Early learning and development standards: an examination of teachers’ knowledge, practices, and professional development support

UNCG Author/Contributor (non-UNCG co-authors, if there are any, appear on document)
Teressa C.. Sumrall (Creator)
The University of North Carolina at Greensboro (UNCG )
Web Site: http://library.uncg.edu/
Catherine Scott-Little

Abstract: Early Learning and Development Standards (ELDS) articulate what young children should know and be able to do prior kindergarten. In 2013, early childhood experts in North Carolina revised the state’s ELDS and released The North Carolina Foundations for Early Learning and Development (Foundations), which articulates standards across five domains for children birth to age five. Since the release of Foundations, several programs and agencies have developed different types of professional development opportunities, including one-time trainings, ongoing training series, and training(s) combined with technical assistance/coaching. The primary purpose of this study was to provide information about preschool teachers’ engagement in different types and amount of professional development related to Foundations, to document the extent to which teachers have learned how to use Foundations with children and families, and to identify additional professional development needs and supports teachers need. Using a community engaged research approach, these areas of inquiry were examined using survey data from 110 preschool teachers and interviews with nine teachers. Results indicated that preschool teachers working in public schools and Head Start programs most often reported participation in on-going training series and technical assistance/coaching, whereas teachers working in the child care sector reported more engagement in one-time trainings and less participation in technical assistance/coaching. Teachers’ participation in different types of professional development was related to teachers’ familiarity with and knowledge of Foundations, as well as their general implementation of standards. Furthermore, teachers reported using Foundations for general purposes in the classroom such as lesson planning and to inform the assessment process, but they used Foundations less often to inform their work with dual language learners, children with disabilities, and families. Lastly, preschool teachers most commonly reported they would benefit from more in-depth training as well as print resources to provide guidance on how Foundations can be used to inform their work with children and families. The secondary purpose of this study was to examine the extent to which Foundations has penetrated the early childhood workforce in North Carolina using web-based surveys completed by 117 early childhood professionals across the state. Results indicated that many ECE professionals are using ELDS, but there is still more work to be done. Implications and recommendations for effective ELDS implementation are discussed.

Additional Information
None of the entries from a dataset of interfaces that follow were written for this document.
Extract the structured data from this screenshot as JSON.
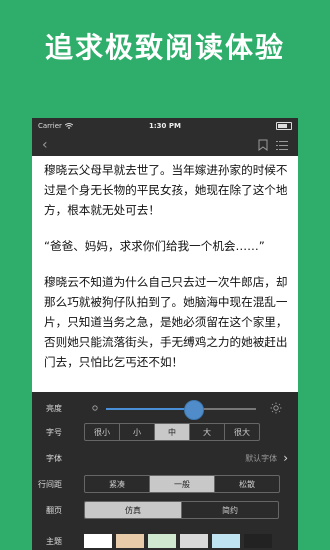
{
  "headline": "追求极致阅读体验",
  "status_bar": {
    "carrier": "Carrier",
    "time": "1:30 PM"
  },
  "reader": {
    "paragraphs": [
      "穆晓云父母早就去世了。当年嫁进孙家的时候不过是个身无长物的平民女孩，她现在除了这个地方，根本就无处可去！",
      "“爸爸、妈妈，求求你们给我一个机会……”",
      "穆晓云不知道为什么自己只去过一次牛郎店，却那么巧就被狗仔队拍到了。她脑海中现在混乱一片，只知道当务之急，是她必须留在这个家里，否则她只能流落街头，手无缚鸡之力的她被赶出门去，只怕比乞丐还不如！"
    ]
  },
  "settings": {
    "brightness": {
      "label": "亮度",
      "value": 0.58
    },
    "font_size": {
      "label": "字号",
      "options": [
        "很小",
        "小",
        "中",
        "大",
        "很大"
      ],
      "selected": "中"
    },
    "font": {
      "label": "字体",
      "value": "默认字体"
    },
    "line_spacing": {
      "label": "行间距",
      "options": [
        "紧凑",
        "一般",
        "松散"
      ],
      "selected": "一般"
    },
    "page_turn": {
      "label": "翻页",
      "options": [
        "仿真",
        "简约"
      ],
      "selected": "仿真"
    },
    "theme": {
      "label": "主题",
      "colors": [
        "#ffffff",
        "#e8cba8",
        "#cfe8cf",
        "#d9d9d9",
        "#bfe3f0",
        "#222222"
      ]
    }
  }
}
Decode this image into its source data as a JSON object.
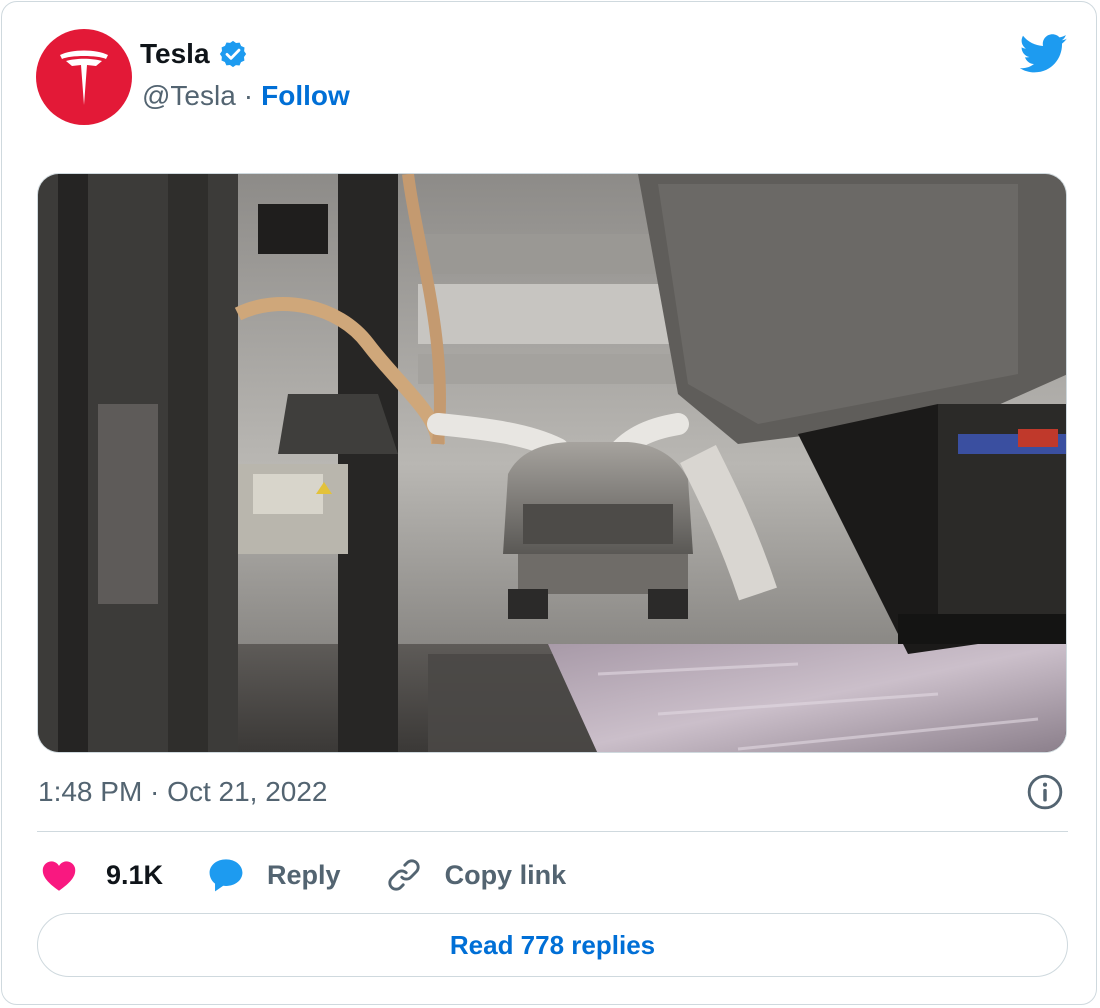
{
  "author": {
    "name": "Tesla",
    "handle": "@Tesla",
    "separator": "·",
    "follow_label": "Follow",
    "avatar_color": "#e31937",
    "verified_color": "#1d9bf0"
  },
  "icons": {
    "brand": "twitter-bird-icon",
    "verified": "verified-badge-icon",
    "info": "info-icon",
    "like": "heart-icon",
    "reply": "speech-bubble-icon",
    "copy": "link-icon"
  },
  "tweet": {
    "timestamp": "1:48 PM · Oct 21, 2022"
  },
  "actions": {
    "likes_count": "9.1K",
    "reply_label": "Reply",
    "copy_link_label": "Copy link"
  },
  "footer": {
    "read_replies_label": "Read 778 replies"
  },
  "colors": {
    "accent": "#006fd6",
    "like": "#f91880",
    "brand_bird": "#1d9bf0",
    "text_secondary": "#536471",
    "border": "#cfd9de"
  }
}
Language: English
Date: 2016
Early Learning and Development Standards, Professional Development, Standards
Education, Preschool $x Standards $z North Carolina
Preschool teachers $x In-service training $z North Carolina

Email this document to